Now that is a nice concept but how do we get to the point where we are comfortable talking about that message? Because we don’t want to be knocking on doors with fake smiles, haranguing people on street corners, or soliciting strangers with prayers. We don’t want to be the people who make other people feel uncomfortable as Christians.
So now we come to the title of this sermon: Begin with Prayer. Prayer runs through the Gospels. Jesus used to take time to pray before he would teach. He would pray before he healed. He would pray before he preached. The disciples spent ten days in Jerusalem praying before Pentecost came. They got themselves ready for the Holy Spirit to be in their lives. And they prayed before they set out on their solo missions.
We need to start by praying, which gets us centered with ourselves and God, and opens our lives to the Holy Spirit, so that the Holy Spirit can work with us. Prayer is not difficult. You can pray any time and anywhere. I challenge you all and myself to become prayer junkies. I’m not quite there yet but I’m working on it.
You can pray when you get up in the morning, plan your day, and ask God to help you through specific tasks. You can pray before you eat, thanking God for your blessings and then slip in a request that you need. You can pray while you’re driving. (I don’t know about you, I talk to myself all the time while I drive – I might as well let God into the conversation.) You can read the Bible and then journal your thoughts by saying, “Dear God,” instead of, “Dear Diary.”
It doesn’t matter how you do it – just talk to God. Talk to Him like you talk to a friend. Thank Him for what He’s given you. Let him know how you’re feeling. Ask Him for the help that you need. Tell Him about your concerns. Let Him know about your other friends who are in trouble and in need of help. And then take a few minutes to be silent and be open to what He might say to you. Maybe He won’t say it right away – but if you open yourself up to be receptive to Him, then when He does say something you’ll be ready to hear it.

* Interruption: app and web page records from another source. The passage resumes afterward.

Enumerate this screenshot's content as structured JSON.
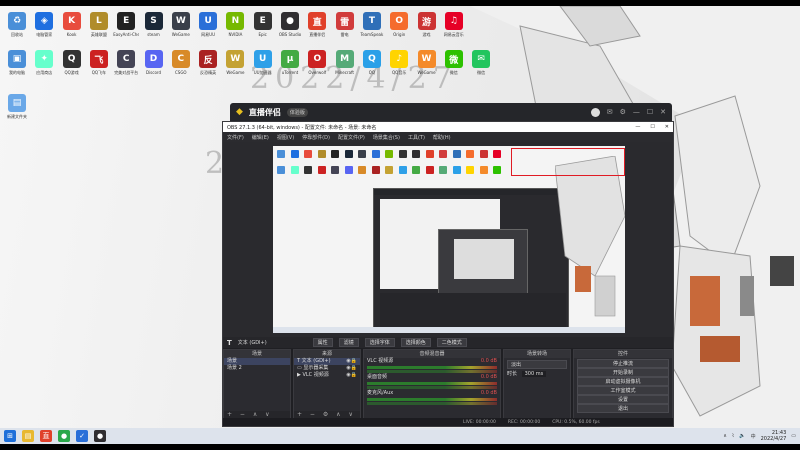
{
  "desktop": {
    "watermark_text": "2022/4/27",
    "icons": [
      {
        "label": "回收站",
        "color": "#4a8fd8",
        "glyph": "♻"
      },
      {
        "label": "电脑管家",
        "color": "#1f6fe0",
        "glyph": "◈"
      },
      {
        "label": "Kook",
        "color": "#e84c3d",
        "glyph": "K"
      },
      {
        "label": "英雄联盟",
        "color": "#b08c2a",
        "glyph": "L"
      },
      {
        "label": "EasyAnti-Cheat",
        "color": "#222",
        "glyph": "E"
      },
      {
        "label": "steam",
        "color": "#1b2838",
        "glyph": "S"
      },
      {
        "label": "WeGame",
        "color": "#3a3f4a",
        "glyph": "W"
      },
      {
        "label": "网易UU",
        "color": "#2a6fd8",
        "glyph": "U"
      },
      {
        "label": "NVIDIA",
        "color": "#76b900",
        "glyph": "N"
      },
      {
        "label": "Epic",
        "color": "#333",
        "glyph": "E"
      },
      {
        "label": "OBS Studio",
        "color": "#302e31",
        "glyph": "●"
      },
      {
        "label": "直播伴侣",
        "color": "#e0402a",
        "glyph": "直"
      },
      {
        "label": "雷电",
        "color": "#d13c3c",
        "glyph": "雷"
      },
      {
        "label": "TeamSpeak",
        "color": "#2f6fb8",
        "glyph": "T"
      },
      {
        "label": "Origin",
        "color": "#f56c2d",
        "glyph": "O"
      },
      {
        "label": "游戏",
        "color": "#c33",
        "glyph": "游"
      },
      {
        "label": "网易云音乐",
        "color": "#e60026",
        "glyph": "♫"
      },
      {
        "label": "我的电脑",
        "color": "#4a8fd8",
        "glyph": "▣"
      },
      {
        "label": "应用商店",
        "color": "#6fc",
        "glyph": "✦"
      },
      {
        "label": "QQ游戏",
        "color": "#333",
        "glyph": "Q"
      },
      {
        "label": "QQ飞车",
        "color": "#c22",
        "glyph": "飞"
      },
      {
        "label": "完美对战平台",
        "color": "#445",
        "glyph": "C"
      },
      {
        "label": "Discord",
        "color": "#5865f2",
        "glyph": "D"
      },
      {
        "label": "CSGO",
        "color": "#d88a28",
        "glyph": "C"
      },
      {
        "label": "反恐精英",
        "color": "#a22",
        "glyph": "反"
      },
      {
        "label": "WeGame",
        "color": "#c4a233",
        "glyph": "W"
      },
      {
        "label": "UU加速器",
        "color": "#2ea0e8",
        "glyph": "U"
      },
      {
        "label": "uTorrent",
        "color": "#4a4",
        "glyph": "μ"
      },
      {
        "label": "Overwolf",
        "color": "#c22",
        "glyph": "O"
      },
      {
        "label": "Minecraft",
        "color": "#5a7",
        "glyph": "M"
      },
      {
        "label": "QQ",
        "color": "#2aa0e8",
        "glyph": "Q"
      },
      {
        "label": "QQ音乐",
        "color": "#ffd400",
        "glyph": "♪"
      },
      {
        "label": "WeGame",
        "color": "#f48a2a",
        "glyph": "W"
      },
      {
        "label": "微信",
        "color": "#2dc100",
        "glyph": "微"
      },
      {
        "label": "微信",
        "color": "#22c55e",
        "glyph": "✉"
      },
      {
        "label": "新建文件夹",
        "color": "#6aa8e8",
        "glyph": "▤"
      }
    ]
  },
  "helper": {
    "title": "直播伴侣",
    "version_badge": "体验版",
    "right_icons": [
      "avatar",
      "message-icon",
      "settings-icon",
      "minimize-icon",
      "maximize-icon",
      "close-icon"
    ]
  },
  "obs": {
    "window_title": "OBS 27.1.3 (64-bit, windows) - 配置文件: 未命名 - 场景: 未命名",
    "window_controls": [
      "—",
      "☐",
      "✕"
    ],
    "menu": [
      "文件(F)",
      "编辑(E)",
      "视图(V)",
      "停靠部件(D)",
      "配置文件(P)",
      "场景集合(S)",
      "工具(T)",
      "帮助(H)"
    ],
    "source_toolbar": {
      "current_source": "文本 (GDI+)",
      "properties": "属性",
      "filters": "滤镜",
      "select_text": "选择字体",
      "select_color": "选择颜色",
      "extra": "二色模式"
    },
    "scenes": {
      "header": "场景",
      "items": [
        "场景",
        "场景 2"
      ]
    },
    "sources": {
      "header": "来源",
      "items": [
        "文本 (GDI+)",
        "显示器采集",
        "VLC 视频源"
      ]
    },
    "mixer": {
      "header": "音频混音器",
      "channels": [
        {
          "name": "VLC 视频源",
          "level": "0.0 dB"
        },
        {
          "name": "桌面音频",
          "level": "0.0 dB"
        },
        {
          "name": "麦克风/Aux",
          "level": "0.0 dB"
        }
      ]
    },
    "transitions": {
      "header": "场景转场",
      "selected": "淡出",
      "duration_label": "时长",
      "duration_value": "300 ms"
    },
    "controls": {
      "header": "控件",
      "buttons": [
        "停止推流",
        "开始录制",
        "启动虚拟摄像机",
        "工作室模式",
        "设置",
        "退出"
      ]
    },
    "status": {
      "live": "LIVE: 00:00:00",
      "rec": "REC: 00:00:00",
      "cpu": "CPU: 0.5%, 60.00 fps"
    }
  },
  "taskbar": {
    "apps": [
      {
        "name": "windows-start-icon",
        "color": "#1e6fd9",
        "glyph": "⊞"
      },
      {
        "name": "file-explorer-icon",
        "color": "#e8b830",
        "glyph": "▤"
      },
      {
        "name": "live-helper-icon",
        "color": "#e0402a",
        "glyph": "直"
      },
      {
        "name": "green-app-icon",
        "color": "#2aa84a",
        "glyph": "●"
      },
      {
        "name": "check-app-icon",
        "color": "#2a6fd8",
        "glyph": "✓"
      },
      {
        "name": "obs-icon",
        "color": "#302e31",
        "glyph": "●"
      }
    ],
    "time": "21:43",
    "date": "2022/4/27"
  }
}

You know, Jesus still has a really hard job to do. He is still working on taking us, a bunch of mismatched, spiritually frustrating students, and turning us into disciples, who are continuing his and his Father’s work of building His Kingdom. But he wants to do that job. Let’s help him do it, by being in prayer and connecting to him. Let’s get our connection that teaches us how to live with God, and speak about God.

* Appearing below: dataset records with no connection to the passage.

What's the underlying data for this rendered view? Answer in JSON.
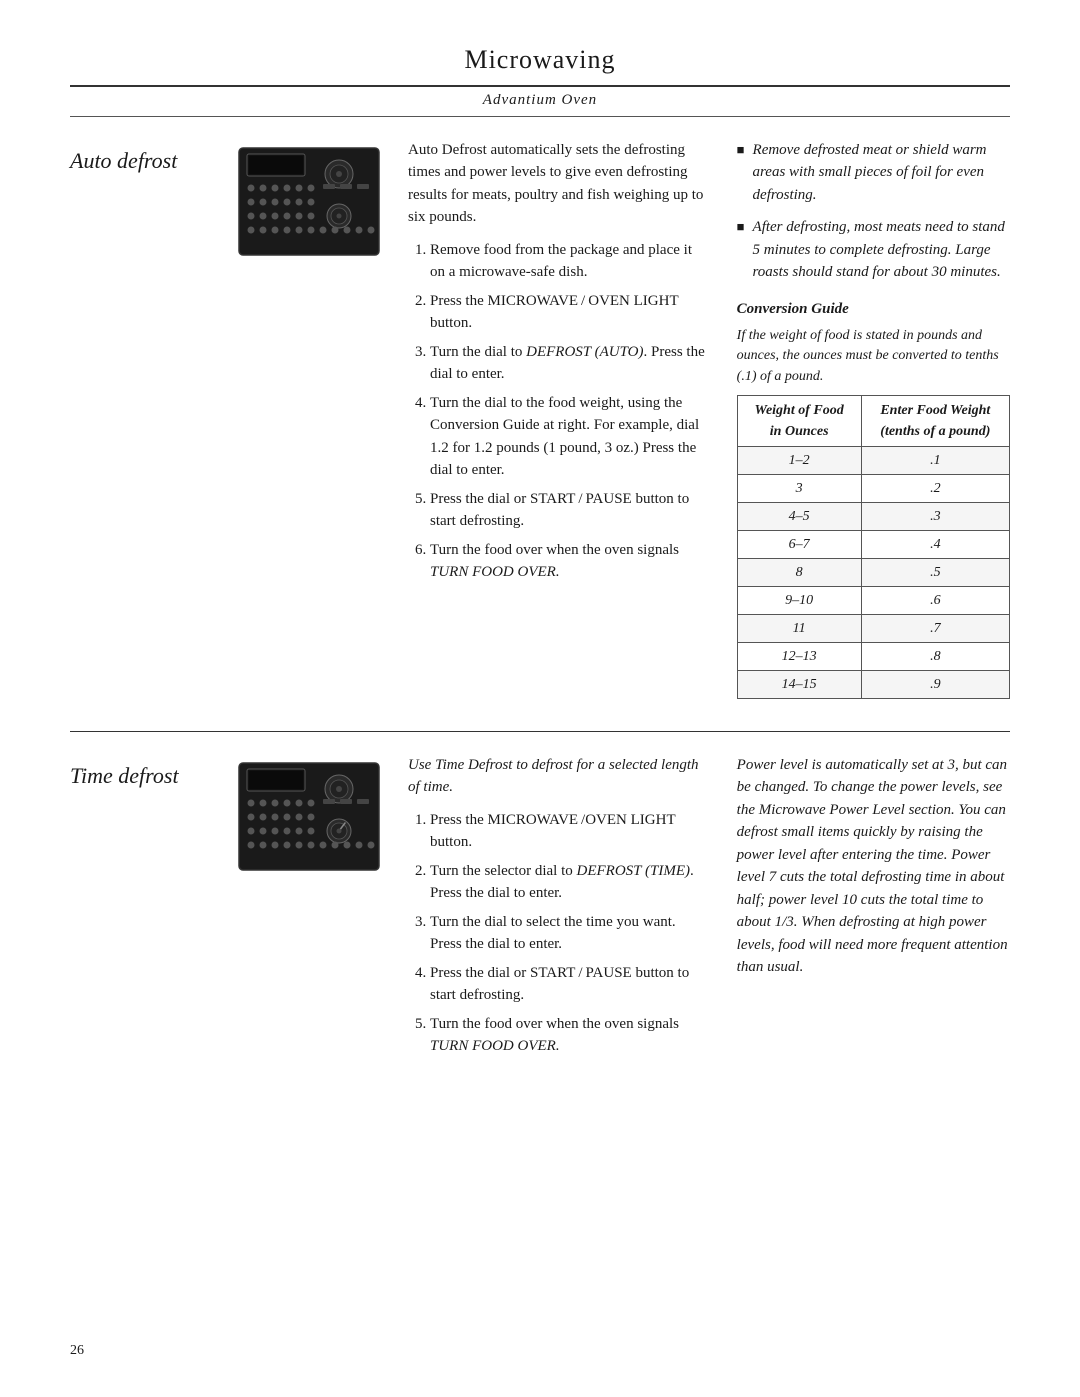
{
  "header": {
    "title": "Microwaving",
    "subtitle": "Advantium Oven"
  },
  "auto_defrost": {
    "label": "Auto defrost",
    "intro": "Auto Defrost automatically sets the defrosting times and power levels to give even defrosting results for meats, poultry and fish weighing up to six pounds.",
    "steps": [
      "Remove food from the package and place it on a microwave-safe dish.",
      "Press the MICROWAVE / OVEN LIGHT button.",
      "Turn the dial to DEFROST (AUTO). Press the dial to enter.",
      "Turn the dial to the food weight, using the Conversion Guide at right. For example, dial 1.2 for 1.2 pounds (1 pound, 3 oz.) Press the dial to enter.",
      "Press the dial or START / PAUSE button to start defrosting.",
      "Turn the food over when the oven signals TURN FOOD OVER."
    ],
    "step3_defrost": "DEFROST",
    "step3_auto": "(AUTO)",
    "step4_turnfood": "TURN FOOD OVER",
    "bullets": [
      "Remove defrosted meat or shield warm areas with small pieces of foil for even defrosting.",
      "After defrosting, most meats need to stand 5 minutes to complete defrosting. Large roasts should stand for about 30 minutes."
    ],
    "conversion_guide": {
      "title": "Conversion Guide",
      "note": "If the weight of food is stated in pounds and ounces, the ounces must be converted to tenths (.1) of a pound.",
      "col1_header": "Weight of Food in Ounces",
      "col2_header": "Enter Food Weight (tenths of a pound)",
      "rows": [
        {
          "oz": "1–2",
          "tenths": ".1"
        },
        {
          "oz": "3",
          "tenths": ".2"
        },
        {
          "oz": "4–5",
          "tenths": ".3"
        },
        {
          "oz": "6–7",
          "tenths": ".4"
        },
        {
          "oz": "8",
          "tenths": ".5"
        },
        {
          "oz": "9–10",
          "tenths": ".6"
        },
        {
          "oz": "11",
          "tenths": ".7"
        },
        {
          "oz": "12–13",
          "tenths": ".8"
        },
        {
          "oz": "14–15",
          "tenths": ".9"
        }
      ]
    }
  },
  "time_defrost": {
    "label": "Time defrost",
    "intro": "Use Time Defrost to defrost for a selected length of time.",
    "steps": [
      "Press the MICROWAVE /OVEN LIGHT button.",
      "Turn the selector dial to DEFROST (TIME). Press the dial to enter.",
      "Turn the dial to select the time you want. Press the dial to enter.",
      "Press the dial or START / PAUSE button to start defrosting.",
      "Turn the food over when the oven signals TURN FOOD OVER."
    ],
    "step2_defrost": "DEFROST (TIME)",
    "step5_turnfood": "TURN FOOD OVER",
    "right_text": "Power level is automatically set at 3, but can be changed. To change the power levels, see the Microwave Power Level section. You can defrost small items quickly by raising the power level after entering the time. Power level 7 cuts the total defrosting time in about half; power level 10 cuts the total time to about 1/3. When defrosting at high power levels, food will need more frequent attention than usual."
  },
  "page_number": "26"
}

Speak to God knowing that prayer produces character, and character produces hope, and hope does not disappoint us, because God’s love has been poured into our hearts through the Holy Spirit that has been given to us now and forever.